alignment of MWS frame timing and bluetooth clockFigure 7.6: Alignment of MWS frame timing and Bluetooth clock


As discussed in the previous section, aligning the MWS and Bluetooth clocks correctly greatly improves throughput on both technologies. The master has two mechanisms at its disposal to mitigate misalignments.

Coarse Clock Adjustments can be used to move the Bluetooth CLK using the LMP_CLK_ADJ PDU. The clk_adj_us parameter is used to align the slots with the MWS alignment point indicated by the FRAME_SYNC signal. The clk_adj_slots parameter can be used to move the CLK several slots forward in time. This can be useful to align e.g. eSCO. Coarse Clock Adjustment is expected to be used only rarely, for instance at MWS connection or when the MWS frame timing changes due to roaming. Coarse Clock Adjustment can only be used when all slaves in the piconet support it.

The other option for the master is to use Clock Dragging. This is a method of slowly adjusting the phase of the clock backward or forward by making the slots a few μs shorter or longer, respectively, until the desired CLK phase has been achieved. It should be noted that this is a very slow rate of adjustment, as it is designed to allow a legacy device to track the change, and therefore Clock Dragging must not be done at a faster rate than the maximum natural drift between devices. For this reason its main use is to facilitate small corrections over time if a misalignment with the MWS system is detected. If any device is connected that does not support Coarse Clock Adjustment, slowly moving the slave using Clock Dragging is the only option.

It is recommended to let the collocated device be the master, when possible, as it can react much faster to correct misalignments. If a slave is the collocated device, doing a role switch to make it master may be worth considering. Alternatively a slave can send a Piconet Clock Adjustment Request LMP packet to the master. The master then has the option to perform a Coarse Clock Adjustment, Clock Dragging, or to reject the request.


Slot Availability Mask (SAM) allows two Bluetooth devices to indicate to each other time slots that are available for transmission and reception. The SAM slot map specifies the availability or otherwise of Bluetooth slots. A slot could be unavailable because of external conditions (e.g., MWS coexistence) or internal conditions (e.g., scatternet commitments). SAM does not impose new mandatory rules for the scheduling of BR/EDR time slots. Instead, it merely provides information which allows Controllers to refine their scheduling of Bluetooth slots to improve performance.

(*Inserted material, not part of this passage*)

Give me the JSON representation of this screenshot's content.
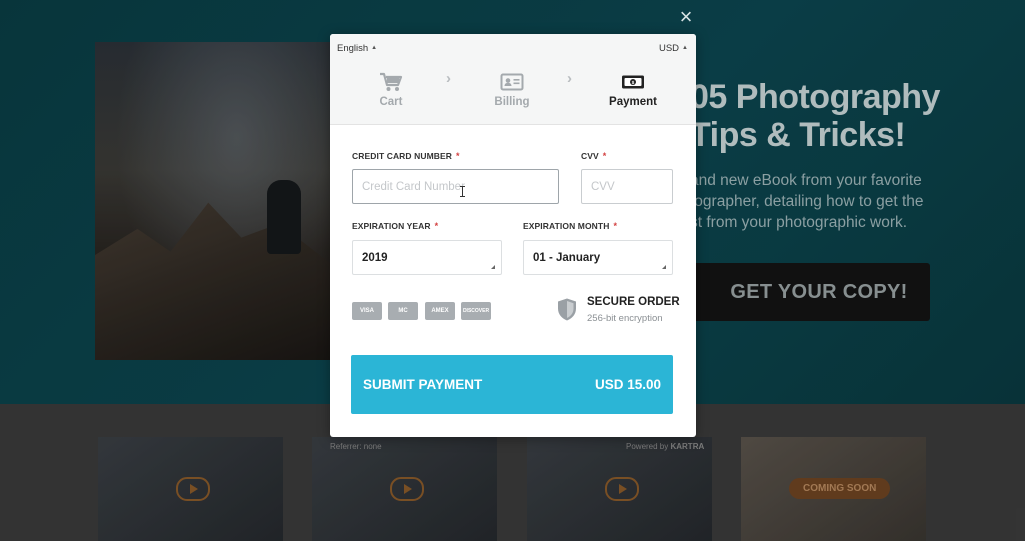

SAM slot maps are calculated by the Controller itself based on its scheduling requirements. There are no HCI commands defined specifically for SAM, merely LMP sequences that enable devices to exchange maps and indicate the map in use. The HCI commands HCI_Set_External_Frame_Configuration (see [Vol 4] Part E, Section 7.3.81) and HCI_Set_MWS_PATTERN_Configuration (see [Vol 4] Part E, Section 7.3.85) and real-time signals (e.g., MWS_PATTERN_Index or FRAME_SYNC) provided by the Coexistence Logical Interface (see [Vol 7] Part A) contain information concerning the appropriate SAM_Index and SAM anchor point to use for MWS coexistence; these may therefore trigger these LMP sequences.

A Controller may choose to perform a Piconet Clock Adjustment before initiating an LMP_SAM_SWITCH sequence so as to increase the number of slot pairs available per MWS frame.